═══ GIVEN DATA
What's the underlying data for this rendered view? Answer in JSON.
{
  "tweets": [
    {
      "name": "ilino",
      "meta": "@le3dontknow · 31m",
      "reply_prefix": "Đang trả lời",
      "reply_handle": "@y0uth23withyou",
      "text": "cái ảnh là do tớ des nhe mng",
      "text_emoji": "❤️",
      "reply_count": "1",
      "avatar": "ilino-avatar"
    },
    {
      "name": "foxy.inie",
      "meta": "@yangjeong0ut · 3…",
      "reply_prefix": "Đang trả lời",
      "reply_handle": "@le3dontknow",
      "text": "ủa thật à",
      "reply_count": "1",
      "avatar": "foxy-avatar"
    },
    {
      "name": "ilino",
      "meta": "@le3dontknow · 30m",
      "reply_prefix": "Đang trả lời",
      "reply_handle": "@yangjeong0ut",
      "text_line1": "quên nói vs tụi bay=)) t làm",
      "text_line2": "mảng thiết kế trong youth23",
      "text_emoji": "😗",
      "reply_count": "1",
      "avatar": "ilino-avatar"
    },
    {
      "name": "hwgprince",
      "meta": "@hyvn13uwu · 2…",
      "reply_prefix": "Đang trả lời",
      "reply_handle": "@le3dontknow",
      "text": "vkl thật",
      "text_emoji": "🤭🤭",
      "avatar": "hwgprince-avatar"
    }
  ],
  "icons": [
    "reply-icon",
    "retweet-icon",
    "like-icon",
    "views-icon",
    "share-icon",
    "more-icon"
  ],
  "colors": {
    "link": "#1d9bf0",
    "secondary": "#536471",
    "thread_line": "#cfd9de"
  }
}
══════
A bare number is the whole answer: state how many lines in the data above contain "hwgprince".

2